Send fathers home and mothers to work.
Tim Smedley at People Management suggests that the solution to end gender inequality in the workplace is to send fathers home and mothers out to work. He’s on to something.
The key argument I’d like to highlight is the following: There are three elements which are closely interlinked and that need to be seen as a total in order to drive through social change in our societies. The three elements are put in place by three players:
- The government
- The corporation
- The individual parent
When these players find ways to make up a team, social change takes place.
First, social welfare incentives supporting both fathers and mothers investing time in raising their children is the founding blocks in order to attract both parents to spend time with their children. Such incentives may encourage more fathers and mothers to achieve a better balance between the way they share their time at work and rearing their children. Men are way too often the main bread winners and women tend to sacrifice their career ambitions in order to take care of their kids. Let’s call it default by gender.
Nevertheless, trusting the government to be progressive is risky business. The Economist brings an illustrative point to this, pointing to the current situation in Germany (see chart for further information).
So, HR and executives, get out on the field and change the rules of the game, please. That’s where the corporations come into the picture.
Thus, enter HR. How can they change the game?
1. Encourage fathers to take time off work and seize responsibility at home. Yes, that’ll create an outcry. But it’s fascinating how hints and suggestions can gain a large impact when fathers actually start spending time with their kids.
2. Make sure to thrill corporate stake holders’ interest in how the times they are a changing: Corporations must adapt to new social realities, unless they want to see their talented people move to competition who offer more flexible employee relations.
3. Allow flexible hours for talented people: A lot of mothers and fathers want to do a career AND be caring parents. Employees taking responsibility at home have proved to deliver at work as well.
Third, the last player is the individual: Fathers need to realise that they must fight for their right to be full-time dads. Women have fought for access to male-only arenas within all sectors of work during the 20th century. Likewise men must stand up and seize a different part than their historically ‘work only’ part.
A brief look at how much women have struggled to gain influence in the public space, one can imagine the need for a revolution in order to bring men forward.
I’m an optimist, though. Scandinavian countries have managed to bring fathers home and women out working.
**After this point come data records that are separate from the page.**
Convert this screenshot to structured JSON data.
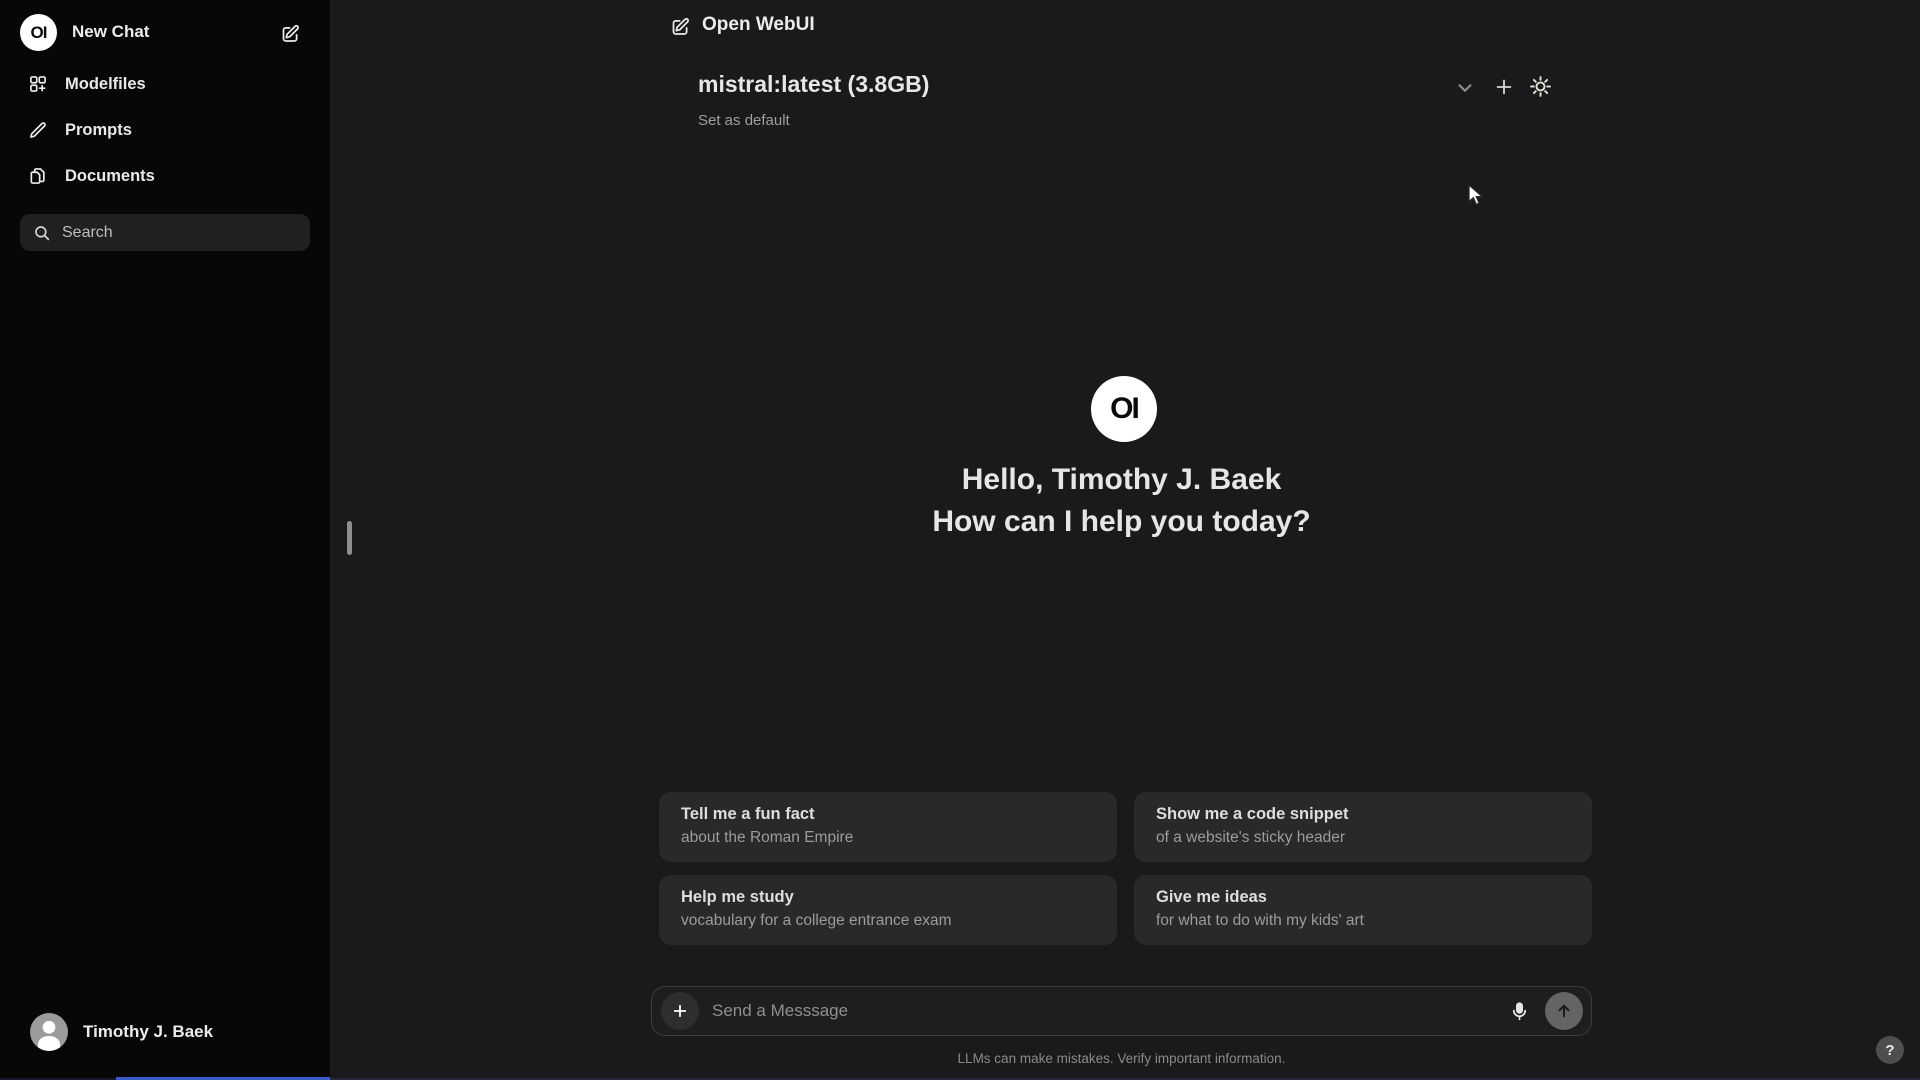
{
  "sidebar": {
    "logo_text": "OI",
    "new_chat_label": "New Chat",
    "items": [
      {
        "label": "Modelfiles",
        "icon": "squares-plus-icon"
      },
      {
        "label": "Prompts",
        "icon": "pencil-icon"
      },
      {
        "label": "Documents",
        "icon": "documents-icon"
      }
    ],
    "search_placeholder": "Search",
    "user_name": "Timothy J. Baek"
  },
  "header": {
    "title": "Open WebUI",
    "new_chat_icon": "pencil-square-icon"
  },
  "model_bar": {
    "model": "mistral:latest (3.8GB)",
    "set_default_label": "Set as default",
    "icons": [
      "chevron-down-icon",
      "plus-icon",
      "gear-icon"
    ]
  },
  "hero": {
    "logo_text": "OI",
    "greeting": "Hello, Timothy J. Baek",
    "question": "How can I help you today?"
  },
  "suggestions": [
    {
      "title": "Tell me a fun fact",
      "subtitle": "about the Roman Empire"
    },
    {
      "title": "Show me a code snippet",
      "subtitle": "of a website's sticky header"
    },
    {
      "title": "Help me study",
      "subtitle": "vocabulary for a college entrance exam"
    },
    {
      "title": "Give me ideas",
      "subtitle": "for what to do with my kids' art"
    }
  ],
  "composer": {
    "placeholder": "Send a Messsage",
    "icons": [
      "plus-icon",
      "microphone-icon",
      "arrow-up-icon"
    ]
  },
  "footer": {
    "disclaimer": "LLMs can make mistakes. Verify important information.",
    "help_label": "?"
  },
  "colors": {
    "sidebar_bg": "#070708",
    "main_bg": "#1a1a1c",
    "card_bg": "#29292b",
    "accent_progress": "#3c5ccc",
    "text_primary": "#ececec",
    "text_secondary": "#9c9c9c"
  }
}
There are good prospects for a similar change to take place in other parts of Europe.
Want to read more?
- Check out my summary of the brilliant book Why Women Mean Business (2008). Avivah Wittenberg-Cox and Alison Maitland suggest companies need to grasp how their markets and talent pools have changed, requiring new angles for surviving today’s business landscape.
- Take a look at my post on talent management as the Big Four global accounting companies can teach other corporations to understand how gender shapes people and companies: Accounting for good people.